Iran
People walk at the grand Bazar in central TehranReuters

Roudabeh Vakil Monfared was just three years old when she left Iran with her family to live in Germany, but only six years later she returned to her homeland. A semi-professional tennis player in her youth, Monfared, 25, studied genetics at an Iranian university until the crippling US sanctions on Iran forced her to once again leave the country in 2014, and move to California.

The trend has traditionally been for young ambitious Iranians such as Monfared to leave Iran for opportunities in the US or Europe, especially during the decades that Iran's status as an international pariah state crippled the country's economy. But the success of the nuclear deal with the US and European powers has turned this on its head. Now young Iranians like Monfared are looking to Iran and wondering if it is time to head home.

"When I decided to leave Iran it was not clear where the nuclear talks would end up and there were many difficulties," she said. "If the nuclear deal had been reached last year, I might have stayed in Iran. I had a good life there and I was happy. But ever since I have come here, I am just counting the days to return to Iran."

Monfared plans to return to Iran as soon as she finishes her Ph.D. She thinks that the impact of the nuclear deal will be economic as well as political, with new ministers coming into government and a renewed focus on education – one of the things that attracted her to the US in the first place. She may even go back to playing tennis.

"The reason why I migrated was to live in a country where I could get respect and recognition that I deserved for the efforts I put into both sport and work. Now hopefully I can see the new government and try to make things better. If everything goes on like this, I will go back to Iran," she said.

Unlike Monfared, Soheil Salim Zade, 24, never left Iran, but the political changes of recent months has convinced him that was the right decision. He is a prominent composer and musician and has worked with famous conductors and composers in both Iran and Azerbaijan. He has a solid fan base in the country and is happy in Iran.

But it was not always that way. At high school, he tried to win medals for scientific research because he, like many of his fellow students, saw scholarships to foreign universities as a way out of Iran.

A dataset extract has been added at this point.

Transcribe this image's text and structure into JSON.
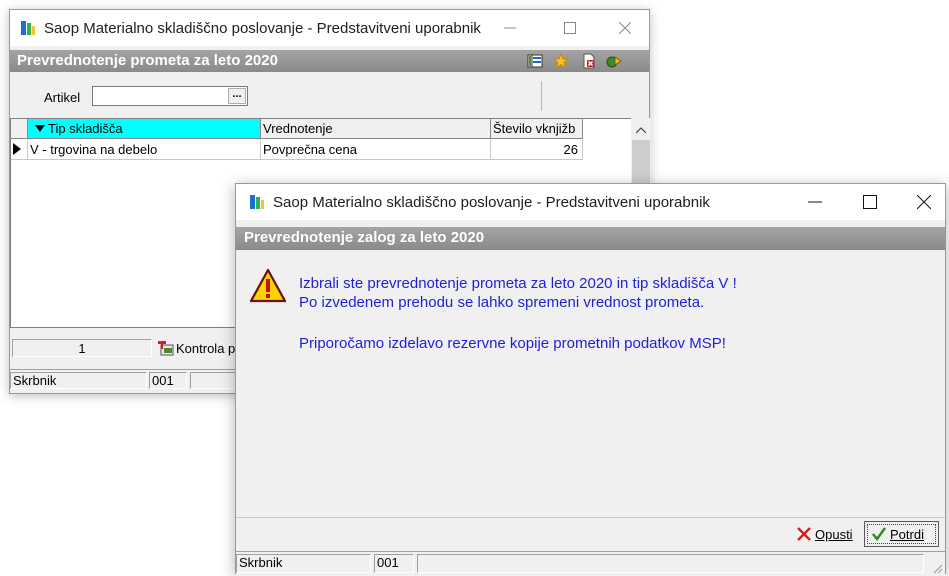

"My friends used to talk a lot about migration and all they had in mind from winning medals was to get admissions from universities abroad," he said. "I wasn't sure if moving abroad was a way to find happiness. But when things didn't go well in the country, I became more serious about my decision and I started to spend days to search for living conditions in foreign countries and I even had a place in mind.

"But finally I reconsidered my decision. Iran is now on the right track of progress and I feel that I can have a role in this process. If all of us migrated and left this country then we would have to bring people from space to make this country a place to live. I like to stay here and try to solve problems."

Ali Amir Zadeh, the manager of a company in Tehran that helps Iranians migrate, confirmed that the election of Iranian president Hassan Rouhani had indeed seen a reversal in migration from Iran. He observed that even in the first month of Rouhani's government, there was a significant fall in the number of people approaching his office for help to leave Iran. This is only expected to continue in the wake of the nuclear deal.

Iran
Iranians shop at the main bazaar in TehranAFP PHOTO/ATTA KENARE

"The number of those migrating for financial reasons has decreased. There was always a large amount of motivation for migration among Iranians who seek asylum in other countries, but the number of these people has decreased also due to stricter regulations from the EU, Australia and the US," he said.

"But we have seen an increasing number of people withdrawing their applications to migrate because they find Iran a better place for living. This is particularly the case for doctors, dentists, investors, social science graduates." Zadeh said a significant number of students still opted to study overseas.

Not everyone is as optimistic. When IBTimes UK visited Tehran airport, the departure hall was full of young Iranians lugging suitcases around as they waited for flights to Europe, the US and elsewhere. Sohrab Akbari, 27, moved to Germany after four years of trying to make a living in Iran following his graduation as a mechanic. He said that despite the changes in recent months, he had no intention of returning.

"Now hopefully my country is experiencing a rational government but it takes time for the damage to be fixed and for the industry and economy to come alive," he said. "It was hard for me to leave Iran, I had to leave everything behind, but as soon as I first arrived in Germany I realized how different it was to Iran.

"My country has badly suffered in recent years. The habits of lying and hypocrisy have increased and people have lost their dignity and values because of economic mismanagement and pressures of sanctions. I don't want to spend my life in Iran even though my financial situation would probably be good. Unless the culture is not fixed, I think I'd rather live in other country and live a happy and hopeful life."